Please print the data again exactly as given.

[Data about app and page elements]
⁂
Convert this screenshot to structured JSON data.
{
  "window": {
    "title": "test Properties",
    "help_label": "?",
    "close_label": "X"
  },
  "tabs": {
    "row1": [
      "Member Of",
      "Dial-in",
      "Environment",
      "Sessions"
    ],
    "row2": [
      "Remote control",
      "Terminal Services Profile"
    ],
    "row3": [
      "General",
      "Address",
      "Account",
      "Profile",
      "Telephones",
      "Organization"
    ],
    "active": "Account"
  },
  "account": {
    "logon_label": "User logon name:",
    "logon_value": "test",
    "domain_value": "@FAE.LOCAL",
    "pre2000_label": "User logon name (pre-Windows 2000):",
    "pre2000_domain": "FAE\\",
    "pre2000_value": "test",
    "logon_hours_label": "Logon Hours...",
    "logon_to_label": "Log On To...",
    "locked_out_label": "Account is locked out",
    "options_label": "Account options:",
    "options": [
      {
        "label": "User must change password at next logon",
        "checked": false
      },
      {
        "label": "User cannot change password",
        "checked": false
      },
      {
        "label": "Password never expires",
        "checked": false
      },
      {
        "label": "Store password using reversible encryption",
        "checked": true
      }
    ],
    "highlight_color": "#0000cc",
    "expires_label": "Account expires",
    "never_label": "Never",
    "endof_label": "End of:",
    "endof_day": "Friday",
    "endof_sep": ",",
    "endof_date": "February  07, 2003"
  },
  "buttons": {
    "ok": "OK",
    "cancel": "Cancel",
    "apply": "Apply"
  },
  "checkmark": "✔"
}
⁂
[Solution]
Convert this screenshot to structured JSON data.
{
  "window": {
    "title": "test Properties",
    "help_label": "?",
    "close_label": "X"
  },
  "tabs": {
    "row1": [
      "Member Of",
      "Dial-in",
      "Environment",
      "Sessions"
    ],
    "row2": [
      "Remote control",
      "Terminal Services Profile"
    ],
    "row3": [
      "General",
      "Address",
      "Account",
      "Profile",
      "Telephones",
      "Organization"
    ],
    "active": "Account"
  },
  "account": {
    "logon_label": "User logon name:",
    "logon_value": "test",
    "domain_value": "@FAE.LOCAL",
    "pre2000_label": "User logon name (pre-Windows 2000):",
    "pre2000_domain": "FAE\\",
    "pre2000_value": "test",
    "logon_hours_label": "Logon Hours...",
    "logon_to_label": "Log On To...",
    "locked_out_label": "Account is locked out",
    "options_label": "Account options:",
    "options": [
      {
        "label": "User must change password at next logon",
        "checked": false
      },
      {
        "label": "User cannot change password",
        "checked": false
      },
      {
        "label": "Password never expires",
        "checked": false
      },
      {
        "label": "Store password using reversible encryption",
        "checked": true
      }
    ],
    "highlight_color": "#0000cc",
    "expires_label": "Account expires",
    "never_label": "Never",
    "endof_label": "End of:",
    "endof_day": "Friday",
    "endof_sep": ",",
    "endof_date": "February  07, 2003"
  },
  "buttons": {
    "ok": "OK",
    "cancel": "Cancel",
    "apply": "Apply"
  },
  "checkmark": "✔"
}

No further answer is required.